> _EXERCISE INSTRUCTIONS_: Nothing in the listing should be dropped or altered when it is copied.

> _EXERCISE DATA_:
· · ·
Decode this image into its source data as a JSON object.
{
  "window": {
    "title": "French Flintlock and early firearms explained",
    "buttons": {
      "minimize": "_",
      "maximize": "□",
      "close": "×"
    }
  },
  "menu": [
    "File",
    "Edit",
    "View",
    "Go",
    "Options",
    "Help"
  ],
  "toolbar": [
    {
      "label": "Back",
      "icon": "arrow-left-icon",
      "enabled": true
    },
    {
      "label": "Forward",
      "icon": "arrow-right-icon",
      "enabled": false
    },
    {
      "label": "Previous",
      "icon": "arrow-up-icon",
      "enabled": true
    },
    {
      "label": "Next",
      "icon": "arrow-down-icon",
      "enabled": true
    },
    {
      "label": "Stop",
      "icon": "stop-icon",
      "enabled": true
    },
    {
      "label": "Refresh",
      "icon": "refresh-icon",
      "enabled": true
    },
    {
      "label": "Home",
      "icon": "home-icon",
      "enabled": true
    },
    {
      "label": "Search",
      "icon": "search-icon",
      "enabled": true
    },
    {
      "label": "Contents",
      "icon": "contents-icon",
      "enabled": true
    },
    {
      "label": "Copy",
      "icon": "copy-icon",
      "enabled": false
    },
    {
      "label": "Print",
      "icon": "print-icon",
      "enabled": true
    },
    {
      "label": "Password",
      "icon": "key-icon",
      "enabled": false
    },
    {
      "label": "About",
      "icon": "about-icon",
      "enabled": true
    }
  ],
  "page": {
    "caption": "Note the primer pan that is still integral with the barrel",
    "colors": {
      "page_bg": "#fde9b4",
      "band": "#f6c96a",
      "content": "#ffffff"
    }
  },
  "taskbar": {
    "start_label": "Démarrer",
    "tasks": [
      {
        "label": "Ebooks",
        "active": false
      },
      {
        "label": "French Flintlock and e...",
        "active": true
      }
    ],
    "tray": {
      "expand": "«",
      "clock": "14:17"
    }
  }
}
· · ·
> _COMPLETED EXERCISE_:
Decode this image into its source data as a JSON object.
{
  "window": {
    "title": "French Flintlock and early firearms explained",
    "buttons": {
      "minimize": "_",
      "maximize": "□",
      "close": "×"
    }
  },
  "menu": [
    "File",
    "Edit",
    "View",
    "Go",
    "Options",
    "Help"
  ],
  "toolbar": [
    {
      "label": "Back",
      "icon": "arrow-left-icon",
      "enabled": true
    },
    {
      "label": "Forward",
      "icon": "arrow-right-icon",
      "enabled": false
    },
    {
      "label": "Previous",
      "icon": "arrow-up-icon",
      "enabled": true
    },
    {
      "label": "Next",
      "icon": "arrow-down-icon",
      "enabled": true
    },
    {
      "label": "Stop",
      "icon": "stop-icon",
      "enabled": true
    },
    {
      "label": "Refresh",
      "icon": "refresh-icon",
      "enabled": true
    },
    {
      "label": "Home",
      "icon": "home-icon",
      "enabled": true
    },
    {
      "label": "Search",
      "icon": "search-icon",
      "enabled": true
    },
    {
      "label": "Contents",
      "icon": "contents-icon",
      "enabled": true
    },
    {
      "label": "Copy",
      "icon": "copy-icon",
      "enabled": false
    },
    {
      "label": "Print",
      "icon": "print-icon",
      "enabled": true
    },
    {
      "label": "Password",
      "icon": "key-icon",
      "enabled": false
    },
    {
      "label": "About",
      "icon": "about-icon",
      "enabled": true
    }
  ],
  "page": {
    "caption": "Note the primer pan that is still integral with the barrel",
    "colors": {
      "page_bg": "#fde9b4",
      "band": "#f6c96a",
      "content": "#ffffff"
    }
  },
  "taskbar": {
    "start_label": "Démarrer",
    "tasks": [
      {
        "label": "Ebooks",
        "active": false
      },
      {
        "label": "French Flintlock and e...",
        "active": true
      }
    ],
    "tray": {
      "expand": "«",
      "clock": "14:17"
    }
  }
}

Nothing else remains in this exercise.